MATERIAL SUPPLIED below:
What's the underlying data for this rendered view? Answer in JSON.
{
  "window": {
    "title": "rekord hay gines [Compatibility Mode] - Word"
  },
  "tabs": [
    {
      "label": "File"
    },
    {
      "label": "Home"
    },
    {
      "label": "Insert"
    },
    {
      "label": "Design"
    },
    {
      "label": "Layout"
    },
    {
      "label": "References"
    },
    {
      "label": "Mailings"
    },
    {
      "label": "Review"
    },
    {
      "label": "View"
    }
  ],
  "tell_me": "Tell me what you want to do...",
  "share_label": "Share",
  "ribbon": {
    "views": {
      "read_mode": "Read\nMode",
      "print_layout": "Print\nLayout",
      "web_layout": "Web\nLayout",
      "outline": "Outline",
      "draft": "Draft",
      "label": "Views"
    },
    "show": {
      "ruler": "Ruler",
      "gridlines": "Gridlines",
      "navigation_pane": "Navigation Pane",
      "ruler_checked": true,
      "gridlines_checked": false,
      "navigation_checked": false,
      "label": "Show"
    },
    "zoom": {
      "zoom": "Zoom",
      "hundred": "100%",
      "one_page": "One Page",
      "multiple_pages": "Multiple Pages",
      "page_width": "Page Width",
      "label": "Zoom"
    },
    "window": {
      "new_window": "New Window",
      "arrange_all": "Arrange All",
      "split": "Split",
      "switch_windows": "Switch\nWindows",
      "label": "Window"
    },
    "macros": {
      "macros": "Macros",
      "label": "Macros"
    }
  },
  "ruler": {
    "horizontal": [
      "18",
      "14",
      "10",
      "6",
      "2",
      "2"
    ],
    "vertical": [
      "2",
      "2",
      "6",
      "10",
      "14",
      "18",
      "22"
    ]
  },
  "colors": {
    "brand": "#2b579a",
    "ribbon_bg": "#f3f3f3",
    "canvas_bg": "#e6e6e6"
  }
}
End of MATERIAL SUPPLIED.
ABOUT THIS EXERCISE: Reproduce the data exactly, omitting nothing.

EXERCISE RESULT:
What's the underlying data for this rendered view? Answer in JSON.
{
  "window": {
    "title": "rekord hay gines [Compatibility Mode] - Word"
  },
  "tabs": [
    {
      "label": "File"
    },
    {
      "label": "Home"
    },
    {
      "label": "Insert"
    },
    {
      "label": "Design"
    },
    {
      "label": "Layout"
    },
    {
      "label": "References"
    },
    {
      "label": "Mailings"
    },
    {
      "label": "Review"
    },
    {
      "label": "View"
    }
  ],
  "tell_me": "Tell me what you want to do...",
  "share_label": "Share",
  "ribbon": {
    "views": {
      "read_mode": "Read\nMode",
      "print_layout": "Print\nLayout",
      "web_layout": "Web\nLayout",
      "outline": "Outline",
      "draft": "Draft",
      "label": "Views"
    },
    "show": {
      "ruler": "Ruler",
      "gridlines": "Gridlines",
      "navigation_pane": "Navigation Pane",
      "ruler_checked": true,
      "gridlines_checked": false,
      "navigation_checked": false,
      "label": "Show"
    },
    "zoom": {
      "zoom": "Zoom",
      "hundred": "100%",
      "one_page": "One Page",
      "multiple_pages": "Multiple Pages",
      "page_width": "Page Width",
      "label": "Zoom"
    },
    "window": {
      "new_window": "New Window",
      "arrange_all": "Arrange All",
      "split": "Split",
      "switch_windows": "Switch\nWindows",
      "label": "Window"
    },
    "macros": {
      "macros": "Macros",
      "label": "Macros"
    }
  },
  "ruler": {
    "horizontal": [
      "18",
      "14",
      "10",
      "6",
      "2",
      "2"
    ],
    "vertical": [
      "2",
      "2",
      "6",
      "10",
      "14",
      "18",
      "22"
    ]
  },
  "colors": {
    "brand": "#2b579a",
    "ribbon_bg": "#f3f3f3",
    "canvas_bg": "#e6e6e6"
  }
}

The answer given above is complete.